Yes, to remind Black people and the world of Malcolm who was uncompromising in this criticism of and opposition to White supremacy as an ingrained aspect of the very fabric of the American nation; Malcolm who stressed Black/African history, culture and identity and linked the Black liberation movement in the U.S. to the anti-colonial and anti-imperialist struggles in Africa and people of color in the developing world; Malcolm, an unabashed Black Nationalist, demanding that Black people “control the politics, economics and social life” of the domestic colonies in this nation; Malcolm, the Pan-Africanist, exhorting African people the world over to unite to exercise global Black Power; Malcolm, the Muslim, who came to understand and respect the universal brotherhood of humankind without abandoning his fundamental commitment to the liberation of Black people; Malcolm, our “Black Shining Prince,” who rose up from a life of petty crime and destructive behavior to evolve into a master-teacher, brilliant organizer and one of the most feared, respected and admired African leaders of all time – a model of possibilities for every Black man or woman imprisoned in America’s “dark ghettos.”
1990 the Year of Malcolm X was not about diminishing Martin but enhancing the understanding of the life and legacy of Malcolm among the masses of Black folks, as an indispensible dimension of the prescription for the liberation of a people! The campaign was highly successful. For years, the symbol X signified young people’s identification with Malcolm. Indeed, in 2005, on the occasion of the 40th memorial of Malcolm’s assassination, another massive commemoration was held at Abyssinian Baptist Church.
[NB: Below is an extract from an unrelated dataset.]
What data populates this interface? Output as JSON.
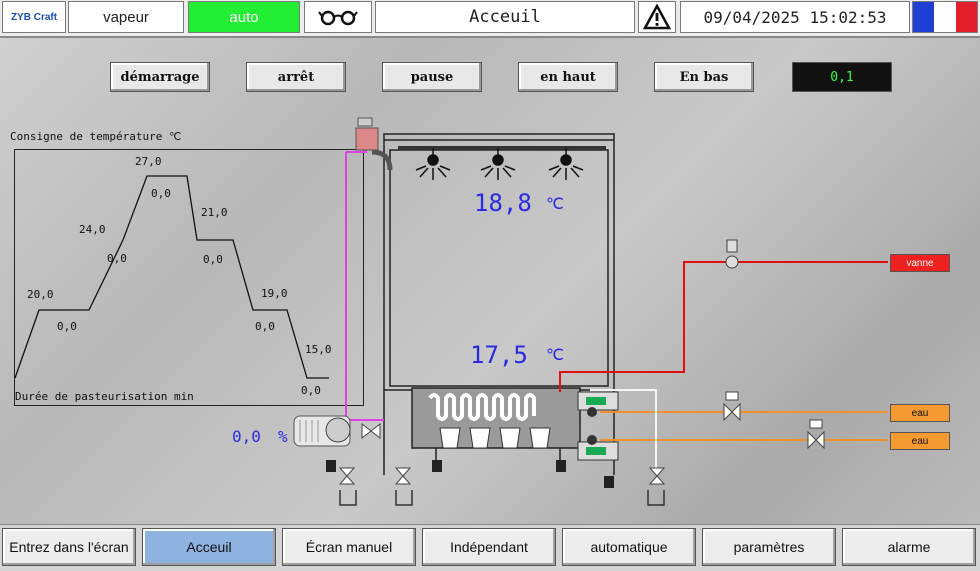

The current lack of major national recognition of the 50th memorial suggests the need for yet another campaign to prevent Malcolm’s memory from being relegated to relative obscurity. It is not that programs are not being planned. As is the case every year, there will be commemorations in New York and cities across the country. In fact, I’m told that young activists/leaders are conducting an “X Speaks” online. My concern is that the various commemorations are largely among the true believers and taken together they lack the public/visible scope and scale commensurate to the occasion of the 50th memorial of the assassination of Malcolm and the year of his 90th birthday. I simply believe that Malcolm deserves better.
In that regard, the words of Dr. James Turner on the momentous evening 25 years ago must forever be the mantra of every African person devoted to the liberation of Black people – We must never forget Malcolm.
Hence the utter necessity to utilize the balance of this year, particularly May 19th, his 90th birthday to once again elevate Malcolm to his rightful place in the pantheon of esteemed ancestors – one of the greatest African leaders of all time.
To do otherwise would be to succumb to the machinations of a White supremacist power elite that would have the masses of our people believe that Malcolm was just a bit player in the historic, heroic, courageous struggle of Africans in America for freedom and self-determination. We cannot, must not allow this happen.
Dr. Ron Daniels is President of the Institute of the Black World 21st Century and Distinguished Lecturer at York College City University of New York. His articles and essays also appear on the IBW website www.ibw21.org and www.northstarnews.com
To send a message, arrange media interviews or speaking engagements, Dr. Daniels can be reached via email at [email protected]